The once organized, unwavering bloc stood in relative silence as the Minneapolis City Council approved the Vikings' new home.
As they considered the Vikings stadium deal last week, Minneapolis City Council members could look out at an audience of workers wearing reflective construction jackets and fans clad in purple and horns.
What was missing: a crowd of citizens angry about the city spending hundreds of millions on a stadium without holding a referendum.
Although the issue deeply divided the council and city voters, progressive activists that propelled a stadium referendum requirement into the city charter 15 years ago were largely absent when the provision faced its first real test. Even signs that occasionally appeared at forums and hearings, "Stop Stadium Taxes," were recycled from an earlier stadium push in Anoka County.
In the end, the council passed the stadium legislation by one vote and simultaneously bypassed the 1997 provision to require a citywide vote when more than $10 million is spent on a stadium. The city attorney argued the plan would not have triggered the referendum anyway.
"That's seven people here that are able to make that decision that was made in 1997 by 62,000 people," Council Member Cam Gordon, a stadium opponent, said Friday.
Dave Bicking, a progressive activist who has run for council, theorized outside the council chambers after the final vote that anti-stadium activists are disillusioned by many local decisions that have ignored public opinion.
"People are disgusted," Bicking said. "They aren't ready to show up. I'm discouraged from that standpoint. I'd like to see 1,000 angry people here. But I also understand where they're coming from."
Another City Hall regular who has run for council, Michael Katch, interjected with similar sentiments. "The term 'You can't fight City Hall'... I think they pretty much have accepted that as a reality," Katch said.
Council Member Gary Schiff, who co-authored the charter amendment in 1997, noted that the drive to get it on the ballot was coordinated by a small group. The organization behind it, Progressive Minnesota, has since merged into TakeAction Minnesota, which Schiff believes did not organize around the charter because representatives of labor unions sit on its board of directors.

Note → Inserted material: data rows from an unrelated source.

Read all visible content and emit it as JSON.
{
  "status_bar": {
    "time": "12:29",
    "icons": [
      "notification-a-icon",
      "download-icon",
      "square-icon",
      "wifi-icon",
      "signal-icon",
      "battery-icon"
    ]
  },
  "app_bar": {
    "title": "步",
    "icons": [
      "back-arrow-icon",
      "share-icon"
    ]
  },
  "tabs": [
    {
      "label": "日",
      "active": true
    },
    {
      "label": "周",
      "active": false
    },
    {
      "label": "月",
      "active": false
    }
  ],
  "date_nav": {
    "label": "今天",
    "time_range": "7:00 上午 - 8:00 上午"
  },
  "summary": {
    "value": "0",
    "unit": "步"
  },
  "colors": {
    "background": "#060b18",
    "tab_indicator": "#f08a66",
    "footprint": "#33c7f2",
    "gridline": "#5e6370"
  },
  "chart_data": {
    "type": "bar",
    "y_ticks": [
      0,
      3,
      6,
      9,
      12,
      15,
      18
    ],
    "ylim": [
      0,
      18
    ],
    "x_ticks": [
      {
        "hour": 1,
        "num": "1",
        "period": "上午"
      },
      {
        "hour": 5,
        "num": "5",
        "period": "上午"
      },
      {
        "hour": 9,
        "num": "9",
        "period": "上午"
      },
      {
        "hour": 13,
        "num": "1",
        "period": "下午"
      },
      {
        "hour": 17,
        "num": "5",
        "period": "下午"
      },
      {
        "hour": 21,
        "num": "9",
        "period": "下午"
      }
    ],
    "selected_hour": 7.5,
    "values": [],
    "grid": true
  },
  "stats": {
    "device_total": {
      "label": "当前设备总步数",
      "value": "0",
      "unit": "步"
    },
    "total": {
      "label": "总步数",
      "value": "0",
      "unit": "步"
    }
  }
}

"Usually, organizing is most effective when there's an organization taking it on," Schiff said. "And Progressive Minnesota was sidelined and there really wasn't any other organization that emerged to take this on."
Over at TakeAction Minnesota, executive director Dan McGrath says the group did not make the stadium -- and the charter -- a priority because it's more focused on statewide issues. Of Schiff's allegation that labor ties discouraged TakeAction Minnesota from getting involved, McGrath said, "No one asked us not to work on this."
State Rep. Jim Davnie, who solicited signatures for the charter amendment with his wife in 1997, said some people later saw the value of Target Field while others "are a bit exhausted with the stadium issues."
"It's harder to get up the fight, because you've fought and lost and fought and lost," said Davnie, a Minneapolis DFLer who voted against the stadium bill.
Many key players in the 1997 push have left the Twin Cities. Bob Greenberg, who wrote the original language, lives off-the-grid in the northern Minnesota wilderness. Several other early supporters now live or work out of state.
Many people throughout the 2012 process wrote letters and sent e-mail to City Council members. But when anti-stadium forces started organizing publicly against the legislation, it probably was too little too late.
Weeks after the wavering council members put their support in writing, the Taxpayers League of Minnesota dropped fliers and then unveiled an unscientific phone survey. That was followed hours later by a 50-person rally, mainly of Occupy activists and welfare defenders, outside City Hall.
Gordon, who noted that there were active petitions and e-mail campaigns, said what activists faced this year was a substantially different task than 15 years ago -- getting a referendum before voters.
"In '97, you could collect signatures and make a difference," Gordon said. "In 2012, all you can do is hope and pray and beg your elected officials to vote the way you want them to."
Eric Roper • 612-673-1732 Twitter: @StribRoper